Spinnerella doesn’t believe them, so carries on spinning. Adora trots off to become She-Ra, then contacts Light Hope to find out who and where Netossa is. Light Hope supplies this information in a pretty sane manner – comparative to his last appearance, Out of the Cocoon, in which he was as loony as loony can be.
Armed with Light Hope’s information, She-Ra beetles off to the Fright Zone and rescues Netossa. After the situation is explained to her, Netossa comes with She-Ra and tells Spinnerella that she’s a complete moron, so Spinnerella obligingly changes sides and spins Hordak out of the forest. With Hordak gone, She-Ra tells Spinnerella that she’s damaged all the trees, and asks her to spin in the opposite direction to put them back to rights. Yes, She-Ra. I’m sure that’ll work. Oh. It does. But you’ve got to admit, in any world governed by sanity, it wouldn’t work.
In today’s adventure…
Loo-Kee is in a tree in Whispering Wood, but sadly not one of the ones that got blown down. He tells us that we really should enjoy trees, as well as protecting them. If only Bolsonaro were watching.
Well, there are of course the newbies, Spinnerella and Netossa, and a decent selection of the regulars: Adora, Spirit, She-Ra, Swift Wind, Bow, Madame Razz, Broom, Kowl, Light Hope, Loo-Kee, Hordak, Shadow Weaver, Catra, Grizzlor, Mantenna, Imp, and all those Horde Troopers, obviously.
Excuse given for Adora’s disappearance
“I’ll go for help,” Adora offers, generously. Once she’s
gone, She-Ra miraculously shows up! Who’d have thought it?
Hordak addresses Catra, Mantenna and Grizzlor as “fools”, after which Catra and Imp trade barbs: Catra calls Imp a “little creep”, and Imp retaliates with “little feline failure”, which is a rather satisfying turn of phrase which I might use while addressing my cat. Elsewhere, the only contribution Netossa makes to the episode is standing in her jail cell shouting “big chunks of scrap metal”, “walking junk piles” and “walking vacuum cleaners” at the Horde Troopers.
Oh No, Bow!
Adora tells Bow to “do your best” while she goes to get help. When she returns after having turned into She-Ra, gone to the Fright Zone, rescued Netossa and come back again, Bow has achieved absolutely nothing. He hasn’t even moved. If this is his best effort, I dread to think what his worst is.
Does it have the Power?
It’s a decent enough introduction to Spinnerella and Netossa, though the emphasis is very much on the former; we learn that she’s capable of generating a whirlwind and is incredibly gullible. I’m not really sure how much use Spinnerella will be: I’m pretty sure that She-Ra is more than capable of spinning and generating a whirlwind by herself. I can’t think of a specific episode to prove it, but She-Ra can do everything else, so the whirlwind trick seems likely.

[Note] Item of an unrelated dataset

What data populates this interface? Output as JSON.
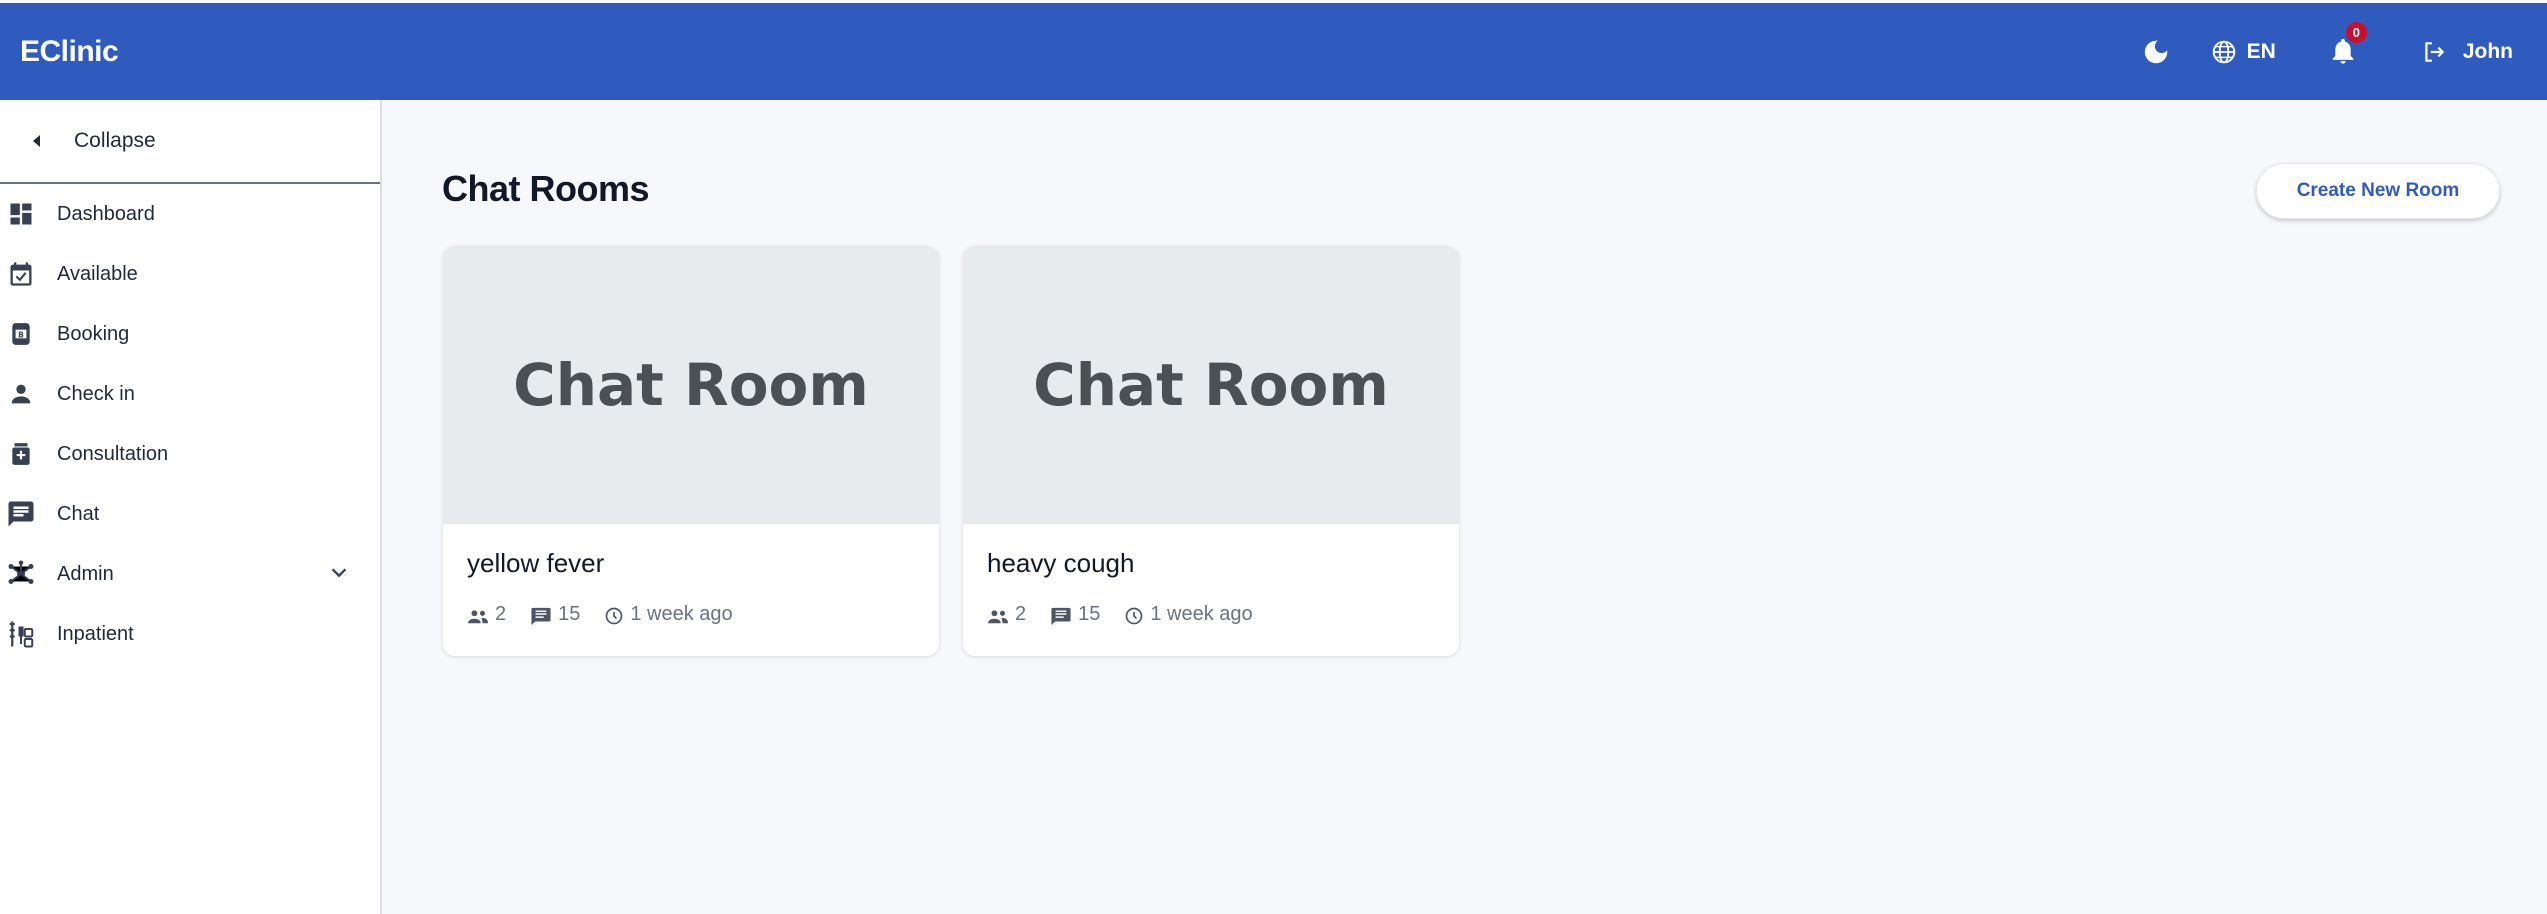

Anyway, all we learn about Netossa is that she’s got a net (hence her name, presumably) and she’s good at getting captured. Admittedly, that’s pretty much all she needs to be one of She-Ra’s sidekicks, but since there’s plenty of other clowns who fulfil this role, I don’t expect we’ll be seeing Netossa again. I’m going to be honest here: I don’t actually care if we see Netossa or Spinnerella again or not, so either way is a win for me.

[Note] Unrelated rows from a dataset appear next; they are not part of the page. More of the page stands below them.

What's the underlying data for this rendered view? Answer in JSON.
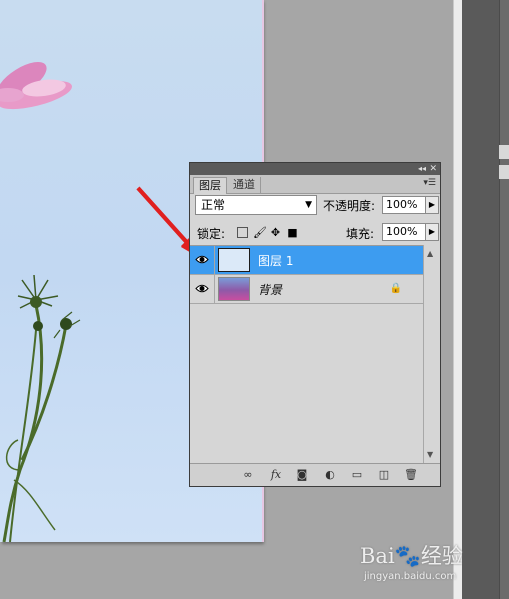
{
  "panel": {
    "tabs": [
      {
        "label": "图层"
      },
      {
        "label": "通道"
      }
    ],
    "blend_mode": "正常",
    "opacity_label": "不透明度:",
    "opacity_value": "100%",
    "lock_label": "锁定:",
    "fill_label": "填充:",
    "fill_value": "100%",
    "layers": [
      {
        "name": "图层 1",
        "selected": true,
        "visible": true,
        "locked": false
      },
      {
        "name": "背景",
        "selected": false,
        "visible": true,
        "locked": true
      }
    ]
  },
  "watermark": {
    "brand": "Bai",
    "brand2": "经验",
    "url": "jingyan.baidu.com"
  },
  "colors": {
    "selection": "#3d9cf0",
    "annotation_arrow": "#e02020"
  }
}
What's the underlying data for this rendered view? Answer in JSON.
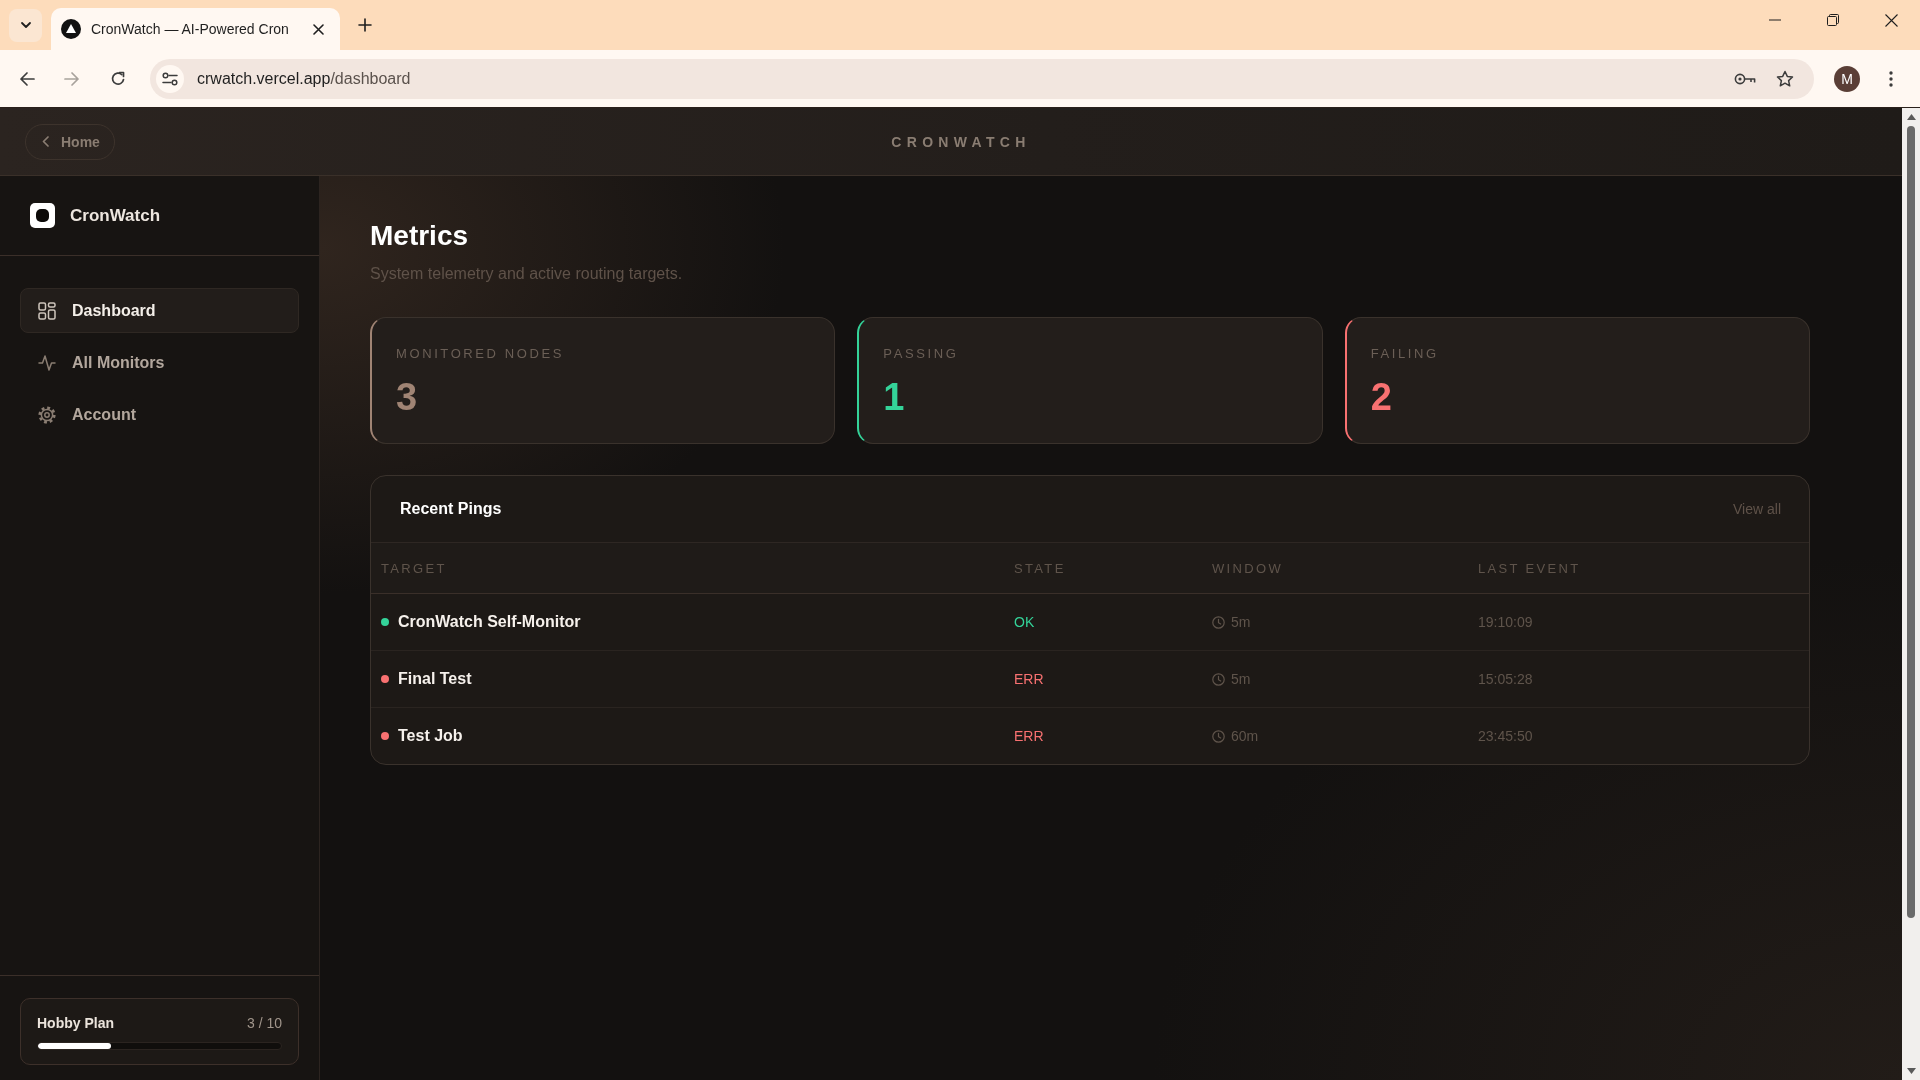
{
  "browser": {
    "tabs": [
      {
        "title": "CronWatch — AI-Powered Cron",
        "selected": true
      }
    ],
    "forward_disabled": true,
    "url_host": "crwatch.vercel.app",
    "url_path": "/dashboard",
    "profile_initial": "M"
  },
  "header": {
    "back_label": "Home",
    "brand": "CRONWATCH"
  },
  "sidebar": {
    "brand": "CronWatch",
    "items": [
      {
        "label": "Dashboard",
        "selected": true
      },
      {
        "label": "All Monitors",
        "selected": false
      },
      {
        "label": "Account",
        "selected": false
      }
    ],
    "plan": {
      "name": "Hobby Plan",
      "usage": "3 / 10",
      "level": 0.3
    }
  },
  "page": {
    "title": "Metrics",
    "subtitle": "System telemetry and active routing targets."
  },
  "stats": [
    {
      "label": "MONITORED NODES",
      "value": "3",
      "color": "#a08474"
    },
    {
      "label": "PASSING",
      "value": "1",
      "color": "#34d399"
    },
    {
      "label": "FAILING",
      "value": "2",
      "color": "#f87171"
    }
  ],
  "recent_pings": {
    "title": "Recent Pings",
    "link": "View all",
    "columns": [
      "TARGET",
      "STATE",
      "WINDOW",
      "LAST EVENT"
    ],
    "rows": [
      {
        "target": "CronWatch Self-Monitor",
        "healthy": true,
        "state": "OK",
        "window": "5m",
        "last_event": "19:10:09"
      },
      {
        "target": "Final Test",
        "healthy": false,
        "state": "ERR",
        "window": "5m",
        "last_event": "15:05:28"
      },
      {
        "target": "Test Job",
        "healthy": false,
        "state": "ERR",
        "window": "60m",
        "last_event": "23:45:50"
      }
    ]
  }
}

The story is not very exciting, really. For one thing, Hordak tricking people into helping him is not a new idea, and for another, it’s not long since we had an episode about Shadow Weaver using the wind to defeat the rebels, and while this episode is much better than Above It All, it’s still not good by any objective standards. Unless you really want to know where Spinnerella and Netarsa came from, I’d conclude there’s no need to watch this episode.
As noted last review, I haven’t got loads of time at the moment; we’re still on a very much as-and-when basis. I’m hoping to have another review up next week, but no promises.